Saturday morning began with the society AGM followed by a display of members’ workshops and sales tables where members found many bargains. The workshop tables spread the knowledge of digital 3D, including macro photography using attachments for the Fuji cameras and 3D video using the JVC camcorder. Steven Bowers joined us from JVC UK and demonstrated their 3D camcorder plugged into a large 3D TV so we could see the results.

During the Saturday afternoon workshops Paul Lund showed us how he photographs insects in flight and David Robinson explained his methods for scriptwriting writing AudioVisual (AV) shows and the art of sound recording. David then showed us how he has put this into practice with his show “Two Eyes Best”, a short AV show he presented at his local camera club to spread awareness and understanding of 3D and our society.

After the workshops the afternoon continued with the AV5 competition, an audience judged competition organised by Barry Aldous to encourage members to produce 3D AV shows, with the requirement that they be no longer than 5 minutes. We judged seven members’ shows, which covered everything from mysterious garden Gnomes appearing in the Australian woods to Bernard Brown’s recent hip operation with several fascinating but gory images. The winner was announced on Saturday evening as Ray McMillan’s excellent “Train”, showing an unusual brick monument of an A4 Pacific railway locomotive.

Saturday evening included some classic Pat Whitehouse wildlife shows and we were also joined by Pat’s daughter and granddaughter; Anne and Mairi (see Anne’s comments below). During the evening a number of awards for the society exhibition were presented and also this years Martin Willsher Award for recent technical contributions to the society was presented to Barry Aldous who among many other things is responsible for digitising many of the Pat Whitehouse shows.

Sunday was our traditional coach outing which this year went to the local attractions of Crich Tramway Village museum and Lea Gardens – a growing rainbow of colours, famous for its displays of rhododendrons and azaleas.

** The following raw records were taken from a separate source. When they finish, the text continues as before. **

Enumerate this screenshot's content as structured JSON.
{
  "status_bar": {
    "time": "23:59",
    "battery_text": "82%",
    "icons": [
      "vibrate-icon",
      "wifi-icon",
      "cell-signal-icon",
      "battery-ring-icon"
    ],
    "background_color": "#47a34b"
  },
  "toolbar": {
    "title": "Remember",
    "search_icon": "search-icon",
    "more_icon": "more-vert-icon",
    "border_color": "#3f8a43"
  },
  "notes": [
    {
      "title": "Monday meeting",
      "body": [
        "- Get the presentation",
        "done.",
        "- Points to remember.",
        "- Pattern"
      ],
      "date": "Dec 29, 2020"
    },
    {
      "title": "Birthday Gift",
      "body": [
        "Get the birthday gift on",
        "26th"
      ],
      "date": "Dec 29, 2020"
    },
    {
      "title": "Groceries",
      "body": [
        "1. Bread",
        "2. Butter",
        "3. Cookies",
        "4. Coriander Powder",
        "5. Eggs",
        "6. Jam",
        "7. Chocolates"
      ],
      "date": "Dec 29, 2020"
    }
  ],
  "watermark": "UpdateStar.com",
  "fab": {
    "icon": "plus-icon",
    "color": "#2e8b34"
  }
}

With the successful conclusion of another annual convention the majority of people said their good byes over breakfast on Monday. However about twenty remained on for an informally arranged day out to Chatsworth House which is very nearby and proved very enjoyable.

Andrew Hurst